What Kind of Divorce State is Texas?
While it can be tragic, divorce does happen. People change, mistakes add up, and life happens. According to a 2014-2018 study, the divorce rate for the state of Texas is 6%. Whatever the reason for considering divorce, it’s crucial to understand what divorce looks like for the state of Texas. There are many financial and legal obstacles to get through with a divorce, and being prepared ahead of time can be incredibly beneficial with the help of and experienced family law lawyer.
Before anything begins, it’s essential to determine that the divorce is eligible for processing in Texas versus another state. To be eligible to file for divorce in Texas, the requirements are:
- At least one spouse must have been a continuous resident of the state of Texas for six months or longer.
- When filing for divorce in Texas, the individual must choose a specific county in Texas. To be eligible in that county, at least one spouse had to be a resident of that county for 90 days or longer. However, if children of the marriage have not lived in Texas or that county, their issues may have to be handled in a separate suit.
Texas is a no-fault divorce state, which means that an individual requesting a divorce does not have to provide proof that their spouse was doing anything wrong. However, note that any “fault” may be taken into consideration by the judge when making decisions regarding property and asset distribution.
What is the divorce process in Texas?
Luckily, while divorce itself can feel messy, the process in Texas is quite straightforward. First, an individual files for divorce in court and has their spouse served with papers. If the divorce is uncontested, a Waiver of Service may be used to avoid the need to serve the other spouse. The individual that files with the court is the petitioner, and their spouse is the respondent. The petitioner can choose to also request a Temporary Orders hearing when filing their papers, for issues that cannot wait until the finalization of the divorce.
After the respondent has been served (if they chose not to sign a Waiver of Service), they are required to file an answer.

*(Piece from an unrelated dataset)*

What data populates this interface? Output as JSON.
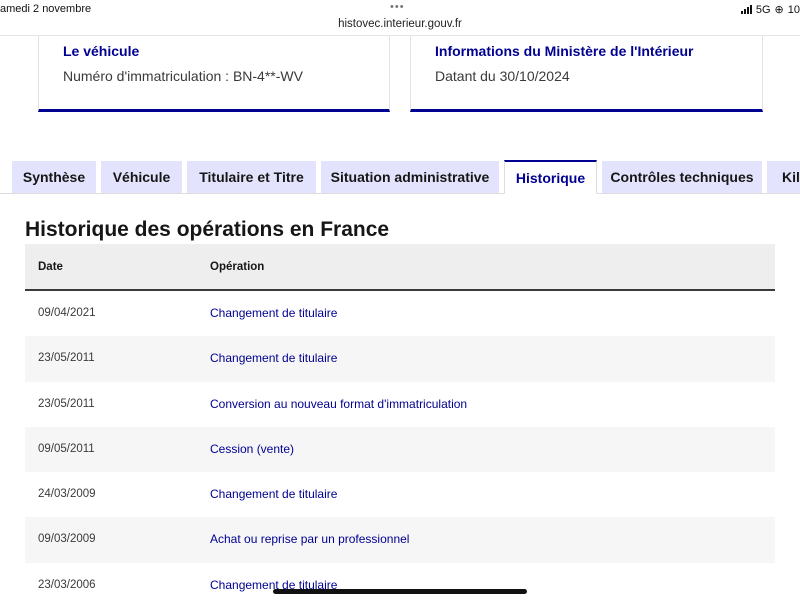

The court will issue rulings on factors such as property and assets, outstanding debts, and child custody/child support/possession/health and dental insurance and spousal support. The spouses can choose to engage in discovery, which is only necessary if one party believes they don’t have all the facts and information they need to engage in the divorce negotiation or litigation process. For example, if a spouse suspects their partner has more assets than they’ve declared.
After this, the parties can choose to settle the case. This can be done on their own or with a lawyer(s). If the parties can’t settle amongst themselves, the judge will set a trial date. If a trial date is set, both parties may be required to attend mediation before the trial starts.

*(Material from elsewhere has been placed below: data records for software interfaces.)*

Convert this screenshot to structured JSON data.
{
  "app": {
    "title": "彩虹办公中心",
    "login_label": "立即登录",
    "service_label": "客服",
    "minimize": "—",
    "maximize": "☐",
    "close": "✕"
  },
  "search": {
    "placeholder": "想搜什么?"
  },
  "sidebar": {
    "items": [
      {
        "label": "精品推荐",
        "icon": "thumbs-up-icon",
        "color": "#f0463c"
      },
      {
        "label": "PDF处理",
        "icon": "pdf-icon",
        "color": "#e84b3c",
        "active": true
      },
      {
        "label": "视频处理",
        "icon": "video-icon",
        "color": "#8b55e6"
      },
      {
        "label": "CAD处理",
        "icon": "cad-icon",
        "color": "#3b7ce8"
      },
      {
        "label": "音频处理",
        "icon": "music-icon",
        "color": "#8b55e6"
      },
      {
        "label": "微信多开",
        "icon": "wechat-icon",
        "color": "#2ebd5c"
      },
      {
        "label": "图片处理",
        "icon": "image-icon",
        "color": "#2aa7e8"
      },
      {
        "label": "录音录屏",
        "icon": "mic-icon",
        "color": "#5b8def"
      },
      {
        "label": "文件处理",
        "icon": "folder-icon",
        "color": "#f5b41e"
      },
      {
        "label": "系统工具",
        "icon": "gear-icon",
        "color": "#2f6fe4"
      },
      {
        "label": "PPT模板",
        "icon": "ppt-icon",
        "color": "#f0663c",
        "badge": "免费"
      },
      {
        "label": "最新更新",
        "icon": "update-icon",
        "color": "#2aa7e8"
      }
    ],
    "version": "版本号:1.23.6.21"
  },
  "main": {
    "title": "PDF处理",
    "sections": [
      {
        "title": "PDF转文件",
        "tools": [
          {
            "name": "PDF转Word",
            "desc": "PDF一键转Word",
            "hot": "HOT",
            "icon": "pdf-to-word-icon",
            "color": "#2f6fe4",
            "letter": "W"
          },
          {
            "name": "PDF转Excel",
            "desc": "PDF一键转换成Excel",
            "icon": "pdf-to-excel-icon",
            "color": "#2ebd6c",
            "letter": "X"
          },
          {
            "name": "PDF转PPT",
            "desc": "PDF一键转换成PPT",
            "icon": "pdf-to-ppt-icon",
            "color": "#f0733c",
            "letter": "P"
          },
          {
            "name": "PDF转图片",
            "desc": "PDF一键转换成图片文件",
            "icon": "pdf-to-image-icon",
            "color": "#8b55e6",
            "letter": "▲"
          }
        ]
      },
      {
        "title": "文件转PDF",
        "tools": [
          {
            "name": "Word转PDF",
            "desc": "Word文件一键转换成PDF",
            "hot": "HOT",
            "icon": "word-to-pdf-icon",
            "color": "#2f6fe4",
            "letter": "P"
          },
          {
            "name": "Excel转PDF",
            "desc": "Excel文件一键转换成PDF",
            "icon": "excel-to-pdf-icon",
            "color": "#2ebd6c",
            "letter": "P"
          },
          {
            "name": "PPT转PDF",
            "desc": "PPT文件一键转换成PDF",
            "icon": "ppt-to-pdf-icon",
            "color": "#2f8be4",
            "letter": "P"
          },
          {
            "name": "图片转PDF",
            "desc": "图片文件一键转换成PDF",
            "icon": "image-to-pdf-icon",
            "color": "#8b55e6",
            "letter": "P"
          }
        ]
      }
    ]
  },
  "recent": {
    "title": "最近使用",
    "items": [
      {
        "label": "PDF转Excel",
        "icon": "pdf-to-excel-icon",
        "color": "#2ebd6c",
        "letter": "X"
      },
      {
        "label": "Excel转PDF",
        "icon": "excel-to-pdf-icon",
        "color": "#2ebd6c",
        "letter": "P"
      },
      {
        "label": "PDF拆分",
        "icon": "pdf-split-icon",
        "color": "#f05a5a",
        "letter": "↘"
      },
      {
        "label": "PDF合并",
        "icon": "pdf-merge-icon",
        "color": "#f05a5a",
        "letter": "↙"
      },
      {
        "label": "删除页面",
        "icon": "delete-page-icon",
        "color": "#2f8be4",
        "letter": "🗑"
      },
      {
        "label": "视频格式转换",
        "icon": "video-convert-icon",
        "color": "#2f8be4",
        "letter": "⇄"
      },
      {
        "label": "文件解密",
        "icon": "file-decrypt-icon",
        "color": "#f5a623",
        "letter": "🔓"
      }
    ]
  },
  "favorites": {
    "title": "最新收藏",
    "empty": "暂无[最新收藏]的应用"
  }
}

After the trial, a Texas divorce attorney prepares the Final Decree of Divorce. This document includes the details of the rulings that the court has made and is signed by the judge.
Court Orders After Filing
After filing papers, the court may have some initial guidelines, called a Standing Order, that both parties must follow. This varies from county to county but can include orders that prohibit either spouse from:
- Closing financial accounts
- Cutting up credit cards
- Changing children’s daycare or school institutions
- Changing life insurance policies
- Taking children out of Texas
When Is a Divorce Finalized?
If the divorce proceedings went to trial, the divorce is finalized when the judge signs the Final Decree of Divorce.
Does Texas Allow for Quick Divorces?
In Texas, it takes a minimum of 60 days to get divorced. There is a mandatory 60-day waiting period after filing papers. If there are some disagreements between the spouses, it can take significantly longer. Many divorces take between six months to a year to finalize.
Find an Austin Divorce Attorney with Austin LRS
Finding the right divorce lawyer can be the critical factor that results in a fair settlement. Austin Lawyer Referral Service (LRS) is a nonprofit organization that connects individuals with the best lawyer for their specific situation. Austin LRS wants to help make the divorce process more manageable. Individuals will be connected with an Austin Divorce Attorney in their area that is qualified and experienced. Austin LRS serves the entire city and all surrounding suburbs.
– Hilton M.